((

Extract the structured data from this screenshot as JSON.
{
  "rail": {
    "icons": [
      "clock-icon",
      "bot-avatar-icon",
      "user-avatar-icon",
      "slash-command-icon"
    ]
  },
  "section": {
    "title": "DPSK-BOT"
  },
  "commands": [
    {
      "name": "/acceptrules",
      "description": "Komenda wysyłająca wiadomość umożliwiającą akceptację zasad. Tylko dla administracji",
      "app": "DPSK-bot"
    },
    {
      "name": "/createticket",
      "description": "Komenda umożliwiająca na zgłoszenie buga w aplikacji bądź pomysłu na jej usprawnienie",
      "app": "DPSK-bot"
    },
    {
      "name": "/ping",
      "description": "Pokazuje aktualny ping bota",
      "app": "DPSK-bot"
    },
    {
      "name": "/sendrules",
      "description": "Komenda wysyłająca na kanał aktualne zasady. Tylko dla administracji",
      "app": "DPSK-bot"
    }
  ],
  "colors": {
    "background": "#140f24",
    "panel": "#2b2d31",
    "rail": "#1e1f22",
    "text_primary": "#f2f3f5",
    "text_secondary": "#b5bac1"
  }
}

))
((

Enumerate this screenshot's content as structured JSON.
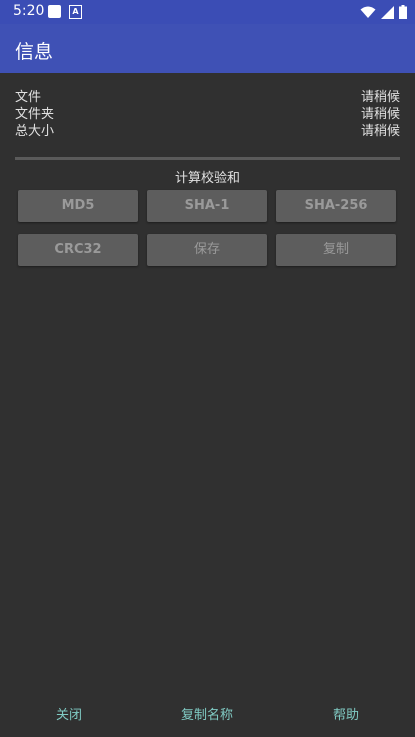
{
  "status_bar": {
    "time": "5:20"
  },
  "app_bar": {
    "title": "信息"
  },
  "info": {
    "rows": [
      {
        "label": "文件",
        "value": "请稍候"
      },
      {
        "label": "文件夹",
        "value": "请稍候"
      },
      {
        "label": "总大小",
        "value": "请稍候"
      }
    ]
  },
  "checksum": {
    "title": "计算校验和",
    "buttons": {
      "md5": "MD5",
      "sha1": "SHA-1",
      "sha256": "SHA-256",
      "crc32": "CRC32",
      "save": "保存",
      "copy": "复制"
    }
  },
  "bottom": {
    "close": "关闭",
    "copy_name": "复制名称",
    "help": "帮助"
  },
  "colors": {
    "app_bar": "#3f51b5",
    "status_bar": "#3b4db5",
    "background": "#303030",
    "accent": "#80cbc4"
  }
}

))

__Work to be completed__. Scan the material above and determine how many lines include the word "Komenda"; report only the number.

__Written reply__. 3